## 2. Why is the domain of ln(sin(1/x)) restricted to exclude certain values?

The domain of a function is restricted in order to avoid undefined or imaginary outputs. In this case, the natural logarithm function is undefined for non-positive values, and the sine function can only take values between -1 and 1. Therefore, the domain of ln(sin(1/x)) is restricted to avoid these values.

## 3. How do I find the domain of a function of the form ln(sin(1/x))?

To find the domain of a function, you need to consider any restrictions on the input values that would result in undefined or imaginary outputs. In this case, you need to exclude 0 and any value that makes sin(1/x) negative or 0.

## 4. Can the domain of ln(sin(1/x)) be extended beyond the restrictions?

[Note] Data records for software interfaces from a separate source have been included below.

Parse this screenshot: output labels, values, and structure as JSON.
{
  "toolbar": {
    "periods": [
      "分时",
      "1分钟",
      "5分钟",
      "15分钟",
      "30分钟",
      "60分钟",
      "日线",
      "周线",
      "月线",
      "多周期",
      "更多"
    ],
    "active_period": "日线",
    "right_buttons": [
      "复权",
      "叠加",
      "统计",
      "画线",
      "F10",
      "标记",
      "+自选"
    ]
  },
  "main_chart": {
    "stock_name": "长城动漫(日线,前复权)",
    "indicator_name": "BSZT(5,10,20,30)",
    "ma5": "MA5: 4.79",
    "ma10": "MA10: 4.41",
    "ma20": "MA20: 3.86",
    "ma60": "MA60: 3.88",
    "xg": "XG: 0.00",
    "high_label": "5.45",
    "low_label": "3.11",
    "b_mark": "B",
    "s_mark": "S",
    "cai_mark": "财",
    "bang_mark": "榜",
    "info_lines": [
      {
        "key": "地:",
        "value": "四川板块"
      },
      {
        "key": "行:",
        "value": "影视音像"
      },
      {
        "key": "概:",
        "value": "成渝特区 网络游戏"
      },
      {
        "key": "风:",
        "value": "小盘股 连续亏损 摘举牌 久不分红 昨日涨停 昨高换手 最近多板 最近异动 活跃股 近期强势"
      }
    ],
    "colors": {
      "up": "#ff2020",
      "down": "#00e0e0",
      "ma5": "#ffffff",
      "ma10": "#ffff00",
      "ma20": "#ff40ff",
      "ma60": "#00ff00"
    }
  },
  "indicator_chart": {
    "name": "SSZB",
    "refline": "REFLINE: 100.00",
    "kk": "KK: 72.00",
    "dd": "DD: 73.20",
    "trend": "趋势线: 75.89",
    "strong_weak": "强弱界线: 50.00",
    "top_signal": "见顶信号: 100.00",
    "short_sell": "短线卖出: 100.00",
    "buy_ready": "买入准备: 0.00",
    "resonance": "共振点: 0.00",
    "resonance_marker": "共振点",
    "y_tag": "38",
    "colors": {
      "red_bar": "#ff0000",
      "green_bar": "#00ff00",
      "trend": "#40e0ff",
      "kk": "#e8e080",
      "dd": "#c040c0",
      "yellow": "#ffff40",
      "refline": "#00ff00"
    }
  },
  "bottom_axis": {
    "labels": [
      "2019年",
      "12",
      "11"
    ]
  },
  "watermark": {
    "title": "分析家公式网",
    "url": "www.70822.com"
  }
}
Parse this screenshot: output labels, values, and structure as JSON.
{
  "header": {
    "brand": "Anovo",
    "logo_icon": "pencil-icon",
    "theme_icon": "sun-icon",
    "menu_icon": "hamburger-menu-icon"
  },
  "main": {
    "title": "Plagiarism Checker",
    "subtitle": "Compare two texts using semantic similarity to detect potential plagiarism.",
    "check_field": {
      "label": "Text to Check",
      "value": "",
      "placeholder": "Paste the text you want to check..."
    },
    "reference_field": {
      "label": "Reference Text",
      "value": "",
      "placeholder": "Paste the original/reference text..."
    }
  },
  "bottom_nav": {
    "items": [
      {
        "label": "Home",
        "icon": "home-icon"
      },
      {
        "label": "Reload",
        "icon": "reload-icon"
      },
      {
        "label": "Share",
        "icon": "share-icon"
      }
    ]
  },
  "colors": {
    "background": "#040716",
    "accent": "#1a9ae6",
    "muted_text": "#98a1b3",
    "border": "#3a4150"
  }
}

No, the domain of a function is determined by its definition and cannot be extended beyond the restrictions. In this case, the restrictions are necessary to avoid undefined or imaginary outputs.

## 5. Are there any other ways to write the domain of ln(sin(1/x))?

Yes, the domain can also be written as the set of all real numbers except for 0 and any value that makes 1/x undefined, since the sine function will also be undefined for those values. This can be expressed as x ≠ 0 and x ≠ kπ, where k is any integer.

• Calculus
Replies
3
Views
1K
• Calculus
Replies
12
Views
1K
• Calculus
Replies
28
Views
2K
• Calculus
Replies
11
Views
1K
• Calculus
Replies
10
Views
737
• Calculus
Replies
3
Views
904
• Calculus
Replies
4
Views
1K
• Calculus
Replies
1
Views
685
• Calculus
Replies
1
Views
1K
• Precalculus Mathematics Homework Help
Replies
15
Views
441